    I think its unfair to insinuate that Ndumiso Gumede during his term appeared to condone what was unruly , here was a man who called a spade and spade and never at any point advanced his political causes (if he had any) i believe the incumbent was mentored by him as well , while you are within your rights to praise Nhlanhla it is when you are giving a particular impression about Gumede that im not in agrrement with .He would categorically ridicule and state that under no circumstances would those that perpetrated violence be called Highlanders supporters ,

  • Masaisai

    You sound like a hooligan yourself. Why should you understand “soccer war” as real war? Come on be serious. With 93% literacy rate you still want metaphors explained?

  • Jonah15

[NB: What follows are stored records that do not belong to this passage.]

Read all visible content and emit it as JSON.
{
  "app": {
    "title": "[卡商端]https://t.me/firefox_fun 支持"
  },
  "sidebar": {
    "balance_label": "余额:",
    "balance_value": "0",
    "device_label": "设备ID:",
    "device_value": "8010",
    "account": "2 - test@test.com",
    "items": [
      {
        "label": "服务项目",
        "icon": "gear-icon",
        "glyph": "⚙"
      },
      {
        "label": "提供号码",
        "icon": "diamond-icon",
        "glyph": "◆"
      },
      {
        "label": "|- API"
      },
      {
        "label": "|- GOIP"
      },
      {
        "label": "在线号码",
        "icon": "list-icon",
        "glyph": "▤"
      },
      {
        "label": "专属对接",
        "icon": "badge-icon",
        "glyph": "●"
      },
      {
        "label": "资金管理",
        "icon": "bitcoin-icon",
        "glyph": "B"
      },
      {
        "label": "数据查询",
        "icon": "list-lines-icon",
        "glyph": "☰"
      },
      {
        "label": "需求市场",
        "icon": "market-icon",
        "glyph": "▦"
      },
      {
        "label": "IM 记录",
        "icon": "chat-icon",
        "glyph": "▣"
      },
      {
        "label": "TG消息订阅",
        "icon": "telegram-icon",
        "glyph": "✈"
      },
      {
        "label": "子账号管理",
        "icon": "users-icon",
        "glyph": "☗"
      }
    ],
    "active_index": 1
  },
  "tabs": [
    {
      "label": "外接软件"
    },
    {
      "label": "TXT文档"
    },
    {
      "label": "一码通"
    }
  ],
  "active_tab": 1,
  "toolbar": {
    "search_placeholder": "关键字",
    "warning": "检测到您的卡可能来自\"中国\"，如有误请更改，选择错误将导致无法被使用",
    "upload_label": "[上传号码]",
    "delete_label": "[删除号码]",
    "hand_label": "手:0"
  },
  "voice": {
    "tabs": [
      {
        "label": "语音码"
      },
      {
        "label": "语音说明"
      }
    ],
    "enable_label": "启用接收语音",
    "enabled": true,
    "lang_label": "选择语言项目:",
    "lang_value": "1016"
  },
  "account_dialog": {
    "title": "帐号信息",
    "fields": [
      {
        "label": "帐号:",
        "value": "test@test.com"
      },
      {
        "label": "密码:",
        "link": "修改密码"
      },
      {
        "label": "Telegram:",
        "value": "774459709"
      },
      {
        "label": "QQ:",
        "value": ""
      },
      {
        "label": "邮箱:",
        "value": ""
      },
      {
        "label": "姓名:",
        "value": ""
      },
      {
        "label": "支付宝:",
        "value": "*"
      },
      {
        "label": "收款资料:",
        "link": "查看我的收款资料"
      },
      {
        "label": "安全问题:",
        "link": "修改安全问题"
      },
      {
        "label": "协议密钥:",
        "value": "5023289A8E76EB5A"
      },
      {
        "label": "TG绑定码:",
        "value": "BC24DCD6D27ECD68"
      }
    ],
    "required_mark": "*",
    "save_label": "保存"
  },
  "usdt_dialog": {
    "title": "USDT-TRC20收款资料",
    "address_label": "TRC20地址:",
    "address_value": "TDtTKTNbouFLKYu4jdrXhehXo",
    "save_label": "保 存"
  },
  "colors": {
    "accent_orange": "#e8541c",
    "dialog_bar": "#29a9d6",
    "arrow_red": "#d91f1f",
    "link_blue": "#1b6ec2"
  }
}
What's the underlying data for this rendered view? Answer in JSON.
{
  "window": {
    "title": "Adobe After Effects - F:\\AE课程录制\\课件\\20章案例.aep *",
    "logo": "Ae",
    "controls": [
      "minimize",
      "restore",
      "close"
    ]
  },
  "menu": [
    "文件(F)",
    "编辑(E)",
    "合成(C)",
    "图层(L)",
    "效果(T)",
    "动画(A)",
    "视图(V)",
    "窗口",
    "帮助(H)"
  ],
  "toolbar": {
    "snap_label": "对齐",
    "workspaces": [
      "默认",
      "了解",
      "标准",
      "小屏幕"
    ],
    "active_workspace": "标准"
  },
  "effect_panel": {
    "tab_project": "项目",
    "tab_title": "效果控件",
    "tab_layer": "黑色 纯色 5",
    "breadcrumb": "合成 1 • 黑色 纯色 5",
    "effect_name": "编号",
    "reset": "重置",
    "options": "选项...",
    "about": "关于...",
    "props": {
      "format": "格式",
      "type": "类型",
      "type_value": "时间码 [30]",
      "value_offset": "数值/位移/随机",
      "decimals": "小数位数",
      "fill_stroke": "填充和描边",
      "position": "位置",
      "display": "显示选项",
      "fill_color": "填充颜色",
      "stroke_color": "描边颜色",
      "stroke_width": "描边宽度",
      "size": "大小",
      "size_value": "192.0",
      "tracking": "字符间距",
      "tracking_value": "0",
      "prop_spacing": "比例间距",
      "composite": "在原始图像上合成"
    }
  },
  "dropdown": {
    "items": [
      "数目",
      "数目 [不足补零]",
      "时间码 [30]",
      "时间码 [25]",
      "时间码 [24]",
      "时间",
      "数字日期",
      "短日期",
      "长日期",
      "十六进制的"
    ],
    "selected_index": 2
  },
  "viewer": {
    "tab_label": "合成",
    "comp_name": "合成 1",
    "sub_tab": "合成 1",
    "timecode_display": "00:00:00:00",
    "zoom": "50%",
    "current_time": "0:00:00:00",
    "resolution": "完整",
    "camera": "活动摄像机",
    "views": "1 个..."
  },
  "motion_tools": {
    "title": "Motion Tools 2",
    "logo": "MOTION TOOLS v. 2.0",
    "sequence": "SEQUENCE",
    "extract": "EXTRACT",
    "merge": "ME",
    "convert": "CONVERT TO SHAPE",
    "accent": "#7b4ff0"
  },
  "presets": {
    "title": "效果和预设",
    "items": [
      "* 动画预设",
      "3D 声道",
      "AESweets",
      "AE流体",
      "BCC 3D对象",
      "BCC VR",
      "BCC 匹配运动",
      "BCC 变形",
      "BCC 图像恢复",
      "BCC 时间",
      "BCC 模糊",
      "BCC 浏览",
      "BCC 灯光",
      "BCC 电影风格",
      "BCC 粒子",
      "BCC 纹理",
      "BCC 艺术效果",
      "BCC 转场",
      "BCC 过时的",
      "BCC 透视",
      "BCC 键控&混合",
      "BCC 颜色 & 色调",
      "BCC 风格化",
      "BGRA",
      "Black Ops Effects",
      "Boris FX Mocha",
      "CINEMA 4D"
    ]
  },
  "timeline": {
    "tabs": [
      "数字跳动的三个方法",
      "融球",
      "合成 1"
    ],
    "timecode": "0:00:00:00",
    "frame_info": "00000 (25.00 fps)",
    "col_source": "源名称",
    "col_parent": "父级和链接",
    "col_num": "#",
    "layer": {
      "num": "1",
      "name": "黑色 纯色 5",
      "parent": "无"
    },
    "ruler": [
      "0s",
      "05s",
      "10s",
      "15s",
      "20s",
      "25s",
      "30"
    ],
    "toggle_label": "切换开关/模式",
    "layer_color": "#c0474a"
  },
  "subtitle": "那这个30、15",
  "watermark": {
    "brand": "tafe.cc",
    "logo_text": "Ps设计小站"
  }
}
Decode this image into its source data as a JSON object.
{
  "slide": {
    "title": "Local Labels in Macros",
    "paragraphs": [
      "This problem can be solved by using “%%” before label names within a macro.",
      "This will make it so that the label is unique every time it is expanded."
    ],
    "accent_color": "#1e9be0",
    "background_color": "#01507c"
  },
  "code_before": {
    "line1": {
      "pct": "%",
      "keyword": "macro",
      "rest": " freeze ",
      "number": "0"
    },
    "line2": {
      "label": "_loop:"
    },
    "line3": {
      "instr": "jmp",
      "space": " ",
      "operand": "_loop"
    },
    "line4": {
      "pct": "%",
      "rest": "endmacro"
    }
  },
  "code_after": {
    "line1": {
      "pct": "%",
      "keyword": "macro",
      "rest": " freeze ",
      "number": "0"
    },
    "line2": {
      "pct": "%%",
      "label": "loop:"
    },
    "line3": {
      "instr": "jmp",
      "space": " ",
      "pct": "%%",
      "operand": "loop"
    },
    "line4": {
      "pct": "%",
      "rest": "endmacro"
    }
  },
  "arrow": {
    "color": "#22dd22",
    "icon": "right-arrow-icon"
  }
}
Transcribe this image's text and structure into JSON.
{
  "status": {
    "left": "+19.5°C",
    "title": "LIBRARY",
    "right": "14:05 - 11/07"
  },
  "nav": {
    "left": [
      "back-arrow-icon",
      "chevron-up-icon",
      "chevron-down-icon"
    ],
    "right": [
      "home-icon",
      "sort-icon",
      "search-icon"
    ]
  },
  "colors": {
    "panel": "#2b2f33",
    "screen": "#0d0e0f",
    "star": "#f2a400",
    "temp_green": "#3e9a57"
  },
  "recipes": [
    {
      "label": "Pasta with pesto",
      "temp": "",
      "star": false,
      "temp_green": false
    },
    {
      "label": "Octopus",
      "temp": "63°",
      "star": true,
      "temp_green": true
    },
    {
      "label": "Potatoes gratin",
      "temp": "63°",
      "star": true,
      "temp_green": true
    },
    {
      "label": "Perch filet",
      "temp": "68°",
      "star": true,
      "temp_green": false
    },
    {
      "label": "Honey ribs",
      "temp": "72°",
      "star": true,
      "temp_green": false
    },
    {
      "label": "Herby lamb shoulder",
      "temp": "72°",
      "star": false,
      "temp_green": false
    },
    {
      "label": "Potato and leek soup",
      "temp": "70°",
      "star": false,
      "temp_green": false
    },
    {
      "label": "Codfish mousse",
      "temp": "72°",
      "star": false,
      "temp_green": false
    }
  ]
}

    You worked with him I have lived in both Harare and Bulawayo and I can tell you that there are tribal subtles that tprequires leadership stand out against. As a Bosso leader, Gumede was not a yes man and is applauded by their fans for having stood against tribalism in high places.